App and web page records
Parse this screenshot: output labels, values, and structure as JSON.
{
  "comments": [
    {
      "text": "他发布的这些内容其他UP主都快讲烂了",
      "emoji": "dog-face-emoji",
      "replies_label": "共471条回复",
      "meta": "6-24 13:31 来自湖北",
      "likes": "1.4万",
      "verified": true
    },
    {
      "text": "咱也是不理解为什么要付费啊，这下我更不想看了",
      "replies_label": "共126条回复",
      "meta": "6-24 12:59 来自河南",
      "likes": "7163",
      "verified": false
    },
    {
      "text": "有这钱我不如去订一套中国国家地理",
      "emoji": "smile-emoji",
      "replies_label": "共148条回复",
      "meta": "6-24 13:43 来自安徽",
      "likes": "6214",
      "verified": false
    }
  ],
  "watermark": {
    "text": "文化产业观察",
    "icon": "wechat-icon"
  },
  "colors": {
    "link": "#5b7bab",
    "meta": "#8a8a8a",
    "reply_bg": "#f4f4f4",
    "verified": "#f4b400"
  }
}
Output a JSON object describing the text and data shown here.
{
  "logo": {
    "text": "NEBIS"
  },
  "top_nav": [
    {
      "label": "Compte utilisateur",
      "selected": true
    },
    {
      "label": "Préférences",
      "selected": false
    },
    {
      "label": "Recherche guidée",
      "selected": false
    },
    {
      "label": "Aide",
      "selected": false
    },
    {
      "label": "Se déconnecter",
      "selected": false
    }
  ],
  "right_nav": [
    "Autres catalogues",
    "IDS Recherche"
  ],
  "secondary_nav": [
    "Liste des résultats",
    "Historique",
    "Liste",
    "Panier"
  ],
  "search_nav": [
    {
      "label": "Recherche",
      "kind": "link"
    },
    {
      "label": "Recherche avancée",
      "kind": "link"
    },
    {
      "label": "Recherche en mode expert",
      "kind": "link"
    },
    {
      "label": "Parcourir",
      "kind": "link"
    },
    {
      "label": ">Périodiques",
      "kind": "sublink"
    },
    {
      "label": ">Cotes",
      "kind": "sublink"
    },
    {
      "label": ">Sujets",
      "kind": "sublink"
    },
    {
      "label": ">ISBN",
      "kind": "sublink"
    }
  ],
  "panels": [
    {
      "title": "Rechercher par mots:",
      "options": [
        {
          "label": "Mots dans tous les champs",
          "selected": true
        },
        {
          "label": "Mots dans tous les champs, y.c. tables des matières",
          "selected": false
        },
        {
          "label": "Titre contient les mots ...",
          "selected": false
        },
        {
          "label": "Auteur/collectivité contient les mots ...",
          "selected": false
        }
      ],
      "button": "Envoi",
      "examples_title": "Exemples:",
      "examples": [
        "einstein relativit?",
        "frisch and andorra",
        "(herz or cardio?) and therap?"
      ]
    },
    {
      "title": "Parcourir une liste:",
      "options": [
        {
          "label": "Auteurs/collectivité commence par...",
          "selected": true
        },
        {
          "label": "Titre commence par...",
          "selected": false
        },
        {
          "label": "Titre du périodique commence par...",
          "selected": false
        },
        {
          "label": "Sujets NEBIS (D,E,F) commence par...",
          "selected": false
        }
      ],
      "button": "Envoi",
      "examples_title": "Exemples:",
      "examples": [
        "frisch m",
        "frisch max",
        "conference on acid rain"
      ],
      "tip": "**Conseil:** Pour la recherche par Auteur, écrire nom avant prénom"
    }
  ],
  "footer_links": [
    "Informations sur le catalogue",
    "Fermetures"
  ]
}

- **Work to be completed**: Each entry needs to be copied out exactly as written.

- **Answer to the exercise**:
Parse this screenshot: output labels, values, and structure as JSON.
{
  "comments": [
    {
      "text": "他发布的这些内容其他UP主都快讲烂了",
      "emoji": "dog-face-emoji",
      "replies_label": "共471条回复",
      "meta": "6-24 13:31 来自湖北",
      "likes": "1.4万",
      "verified": true
    },
    {
      "text": "咱也是不理解为什么要付费啊，这下我更不想看了",
      "replies_label": "共126条回复",
      "meta": "6-24 12:59 来自河南",
      "likes": "7163",
      "verified": false
    },
    {
      "text": "有这钱我不如去订一套中国国家地理",
      "emoji": "smile-emoji",
      "replies_label": "共148条回复",
      "meta": "6-24 13:43 来自安徽",
      "likes": "6214",
      "verified": false
    }
  ],
  "watermark": {
    "text": "文化产业观察",
    "icon": "wechat-icon"
  },
  "colors": {
    "link": "#5b7bab",
    "meta": "#8a8a8a",
    "reply_bg": "#f4f4f4",
    "verified": "#f4b400"
  }
}
Output a JSON object describing the text and data shown here.
{
  "logo": {
    "text": "NEBIS"
  },
  "top_nav": [
    {
      "label": "Compte utilisateur",
      "selected": true
    },
    {
      "label": "Préférences",
      "selected": false
    },
    {
      "label": "Recherche guidée",
      "selected": false
    },
    {
      "label": "Aide",
      "selected": false
    },
    {
      "label": "Se déconnecter",
      "selected": false
    }
  ],
  "right_nav": [
    "Autres catalogues",
    "IDS Recherche"
  ],
  "secondary_nav": [
    "Liste des résultats",
    "Historique",
    "Liste",
    "Panier"
  ],
  "search_nav": [
    {
      "label": "Recherche",
      "kind": "link"
    },
    {
      "label": "Recherche avancée",
      "kind": "link"
    },
    {
      "label": "Recherche en mode expert",
      "kind": "link"
    },
    {
      "label": "Parcourir",
      "kind": "link"
    },
    {
      "label": ">Périodiques",
      "kind": "sublink"
    },
    {
      "label": ">Cotes",
      "kind": "sublink"
    },
    {
      "label": ">Sujets",
      "kind": "sublink"
    },
    {
      "label": ">ISBN",
      "kind": "sublink"
    }
  ],
  "panels": [
    {
      "title": "Rechercher par mots:",
      "options": [
        {
          "label": "Mots dans tous les champs",
          "selected": true
        },
        {
          "label": "Mots dans tous les champs, y.c. tables des matières",
          "selected": false
        },
        {
          "label": "Titre contient les mots ...",
          "selected": false
        },
        {
          "label": "Auteur/collectivité contient les mots ...",
          "selected": false
        }
      ],
      "button": "Envoi",
      "examples_title": "Exemples:",
      "examples": [
        "einstein relativit?",
        "frisch and andorra",
        "(herz or cardio?) and therap?"
      ]
    },
    {
      "title": "Parcourir une liste:",
      "options": [
        {
          "label": "Auteurs/collectivité commence par...",
          "selected": true
        },
        {
          "label": "Titre commence par...",
          "selected": false
        },
        {
          "label": "Titre du périodique commence par...",
          "selected": false
        },
        {
          "label": "Sujets NEBIS (D,E,F) commence par...",
          "selected": false
        }
      ],
      "button": "Envoi",
      "examples_title": "Exemples:",
      "examples": [
        "frisch m",
        "frisch max",
        "conference on acid rain"
      ],
      "tip": "**Conseil:** Pour la recherche par Auteur, écrire nom avant prénom"
    }
  ],
  "footer_links": [
    "Informations sur le catalogue",
    "Fermetures"
  ]
}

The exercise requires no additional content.